* This lady was Bridget, third daughter of Philip Bacon, Esq. of Ipswich, and relict of Philip Evers, Elg. of that town. She became the second wife of Sir Cordell Firebrace, the latt Baronet of that name (to whoin flie brought a fortune of 25,000l.), July 26, 1737. Being again left a widow in 1759, she was a third time married, April 7, 1762, to William Campbell, Esq. uncle to the present Duke of Argyle; and died July 3, "82.
Her filver locks display the moon,
Her brows a cloudy.show,
And show'rs from either flow.
Her teeth the night with darkness dyes,
She 's starr'd with pimples o'er;
And can with thunder roar.
But some Zelinda, while I fing,
Denies my Lyce shines;
Attack my gentle lines.
Yet, spite of fair Zelinda's eye,
And all her bards express, My Lyce makes as good a sky,
And I but flatter less.
ON THE DEATH OF
A Practiser in Phyfic.
As on we toil from day to day,
Our social comforts drop away.
See Levet to the grave descend,
Of ev'ry friendless name the friend.
Yet ftill he fills Affection's eye,

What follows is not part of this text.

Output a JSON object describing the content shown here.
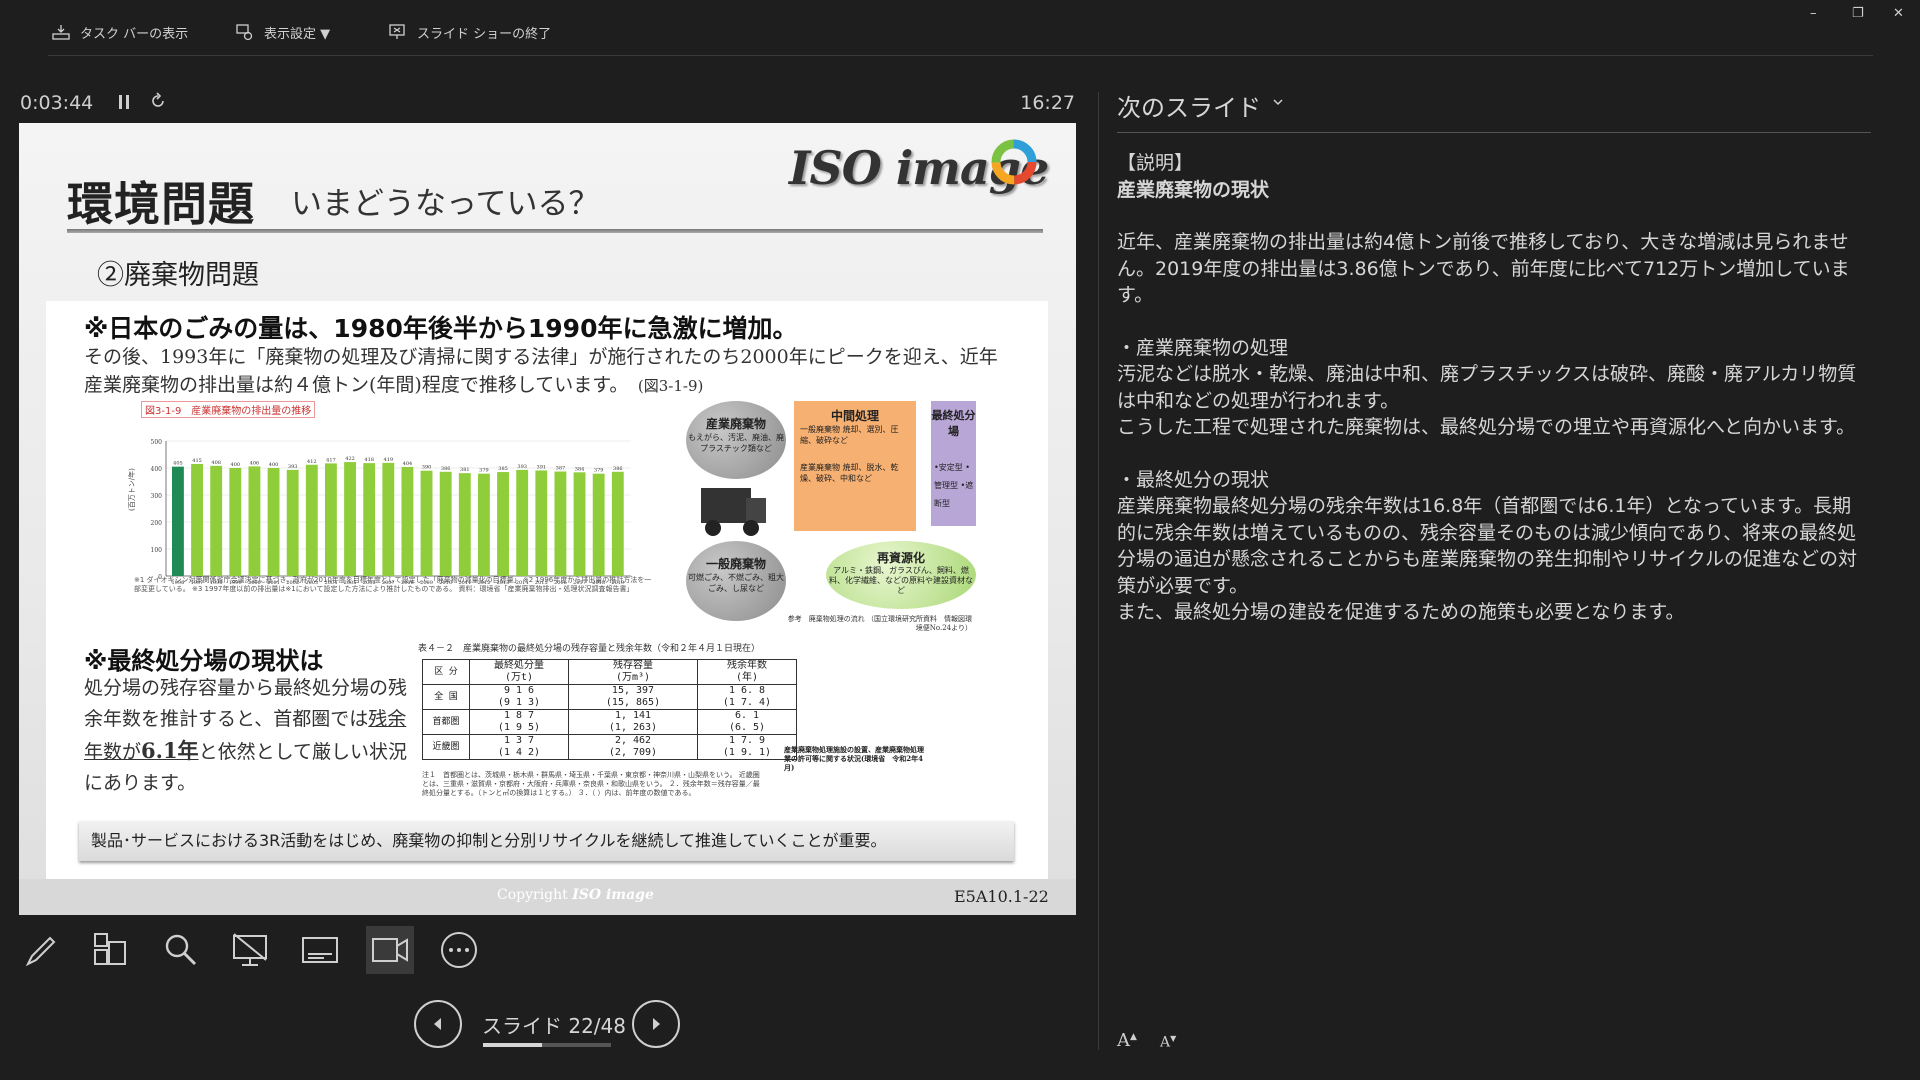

Obscurely wise, and coarsely kind; Nor, letter'd Arrogance, deny
Thy praise to merit unrefin'd.
When fainting nature call'd for aid,
And hov’ring death prepar'd the blow, His vig'rous remedy display'd
The pow'r of art without the show.
In misery's darkest cavern known,
His useful care was ever nigh,
And lonely want retir'd to die.
No petty gain disdain'd by pride,
The toil of ev'ry day fupply'd.
His virtues walk'd their narrow round,
Nor made a pause, nor left a void; And sure th’ Eternal Master found
The single talent well employ'd.
The busy day, the peaceful night,
Unfelt, uncounted, glided by;
Though now his eightieth year was nigh.
No cold gradations of decay, Death broke at once the vital chain,
And freed his soul the nearest way.
EPITAPH on CLAUDE PHILLIPS,
AN ITINERANT MUSICIAN*.
PHILIPS ! whose touch harmonious could remove
pangs of guilty pow'r, and hapless love,
THOMAM HANMER, BARONETTUM.
Honorabilis admodum THOMAS HANMER,
Baronettus, Wilhelmi Hanmer armigeri, è Peregrinâ Henrici
North De Mildenhall in Com. Suffolciæ Baronetti forore
Johannis Hanmer de Hanmer Baronetti
* These lines are among Mrs. Williams's Miscellanies: they are nevertheless recognized as Johnson's in a memorandum of his hand-writing, and were probably written at her request. Phil. lips was a travelling fidler up and down Wales, and was greatly celebrated for his performance. † At Hanmer church, in Flintshire.